Before receiving a degree in Industrial Design from RISD, the artist known as Mr. Kiji began his art training with an apprenticeship in Nepal studying Tibetan Buddhist Thangka painting. While Kiji says the method is still relevant and informs his current work, he claims there's no "obvious correlation in terms of composition and aesthetics." Instead, the Japanese native cites "Japanese folklore and Buddhism" as current influences. Either way, we won't argue. The results—fantastical scenes layering vivid color, images, symbols, patterns and abstractions—if nothing else accomplish the feat of bringing a barrage of subjects into harmony for paintings as equally kinetic as they are unified.
The NYC-based painter's latest works, four of which are on display in the group show "Spectrum" at NYC's Mallick Williams Gallery, are part of Kiji's ongoing series called "My Drifting Life in a Floating World." He describes them as a study on the "current and past events both public and personal in the context of traditional Ukioy-e woodblock-based style also commonly known as 'Floating World' prints."
Specifically, Kiji references Utagawa Kuniyoshi's 1859 woodblock print "Events in the Ansei Period" as the initial inspiration for his recent work. His colorful interpretations keep to Kuniyoshi's theme, depicting a large fish blamed for causing an earthquake with its intense thrashing—an image that later came to symbolize both the forces of destruction and rebirth. But, positioning himself firmly within contemporary practices, Kiji's lines show his background as an illustrator, with geometric shapes hinting at vector graphics.
The young artist's versatility has already landed him gigs for the New York Times' Op-Ed section, making textile designs for snowboard garb, executing large-scale paintings for hotel rooms at the Ace NYC and designing charity footballs for Maxim's Superbowl party. (Check out these and more in the gallery, as well as his work on the Electric Windows project in our 2008 video.)
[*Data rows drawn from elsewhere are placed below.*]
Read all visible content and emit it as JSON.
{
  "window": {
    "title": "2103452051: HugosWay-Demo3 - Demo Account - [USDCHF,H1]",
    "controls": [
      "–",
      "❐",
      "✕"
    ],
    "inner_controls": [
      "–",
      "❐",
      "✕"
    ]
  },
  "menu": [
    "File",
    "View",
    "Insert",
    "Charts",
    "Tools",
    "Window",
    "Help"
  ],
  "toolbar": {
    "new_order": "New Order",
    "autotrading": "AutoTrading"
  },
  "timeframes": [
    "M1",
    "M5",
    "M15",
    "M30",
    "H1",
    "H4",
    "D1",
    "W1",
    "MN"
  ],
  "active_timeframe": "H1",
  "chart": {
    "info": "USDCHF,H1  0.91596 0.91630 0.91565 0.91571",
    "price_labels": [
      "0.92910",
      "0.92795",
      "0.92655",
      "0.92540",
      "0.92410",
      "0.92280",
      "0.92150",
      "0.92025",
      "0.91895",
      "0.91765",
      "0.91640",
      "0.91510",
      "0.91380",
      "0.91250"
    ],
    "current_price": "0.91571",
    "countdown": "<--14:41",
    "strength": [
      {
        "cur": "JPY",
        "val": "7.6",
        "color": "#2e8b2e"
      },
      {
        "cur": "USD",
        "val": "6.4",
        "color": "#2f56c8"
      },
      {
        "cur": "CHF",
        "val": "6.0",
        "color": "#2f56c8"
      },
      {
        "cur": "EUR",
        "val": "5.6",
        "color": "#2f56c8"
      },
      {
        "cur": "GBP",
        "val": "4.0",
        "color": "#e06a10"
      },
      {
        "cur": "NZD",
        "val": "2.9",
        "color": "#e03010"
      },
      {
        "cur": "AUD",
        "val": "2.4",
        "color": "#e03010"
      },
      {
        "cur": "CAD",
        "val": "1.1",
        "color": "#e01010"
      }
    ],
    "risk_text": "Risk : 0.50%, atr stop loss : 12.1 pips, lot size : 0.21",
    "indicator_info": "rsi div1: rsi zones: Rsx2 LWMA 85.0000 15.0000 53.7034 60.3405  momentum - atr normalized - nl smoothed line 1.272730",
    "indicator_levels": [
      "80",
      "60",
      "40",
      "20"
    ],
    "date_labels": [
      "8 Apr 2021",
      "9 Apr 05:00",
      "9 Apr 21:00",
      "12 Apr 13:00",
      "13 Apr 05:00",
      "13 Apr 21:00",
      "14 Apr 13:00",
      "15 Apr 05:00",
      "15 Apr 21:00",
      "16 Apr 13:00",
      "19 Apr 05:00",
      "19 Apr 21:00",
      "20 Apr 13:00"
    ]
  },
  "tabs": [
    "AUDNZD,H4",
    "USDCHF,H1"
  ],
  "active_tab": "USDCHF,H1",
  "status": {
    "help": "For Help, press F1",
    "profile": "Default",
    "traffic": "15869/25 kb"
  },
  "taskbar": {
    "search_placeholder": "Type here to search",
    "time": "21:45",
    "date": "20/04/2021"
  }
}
"Spectrum" opens today at Mallick Williams Gallery and runs through 1 June 2011.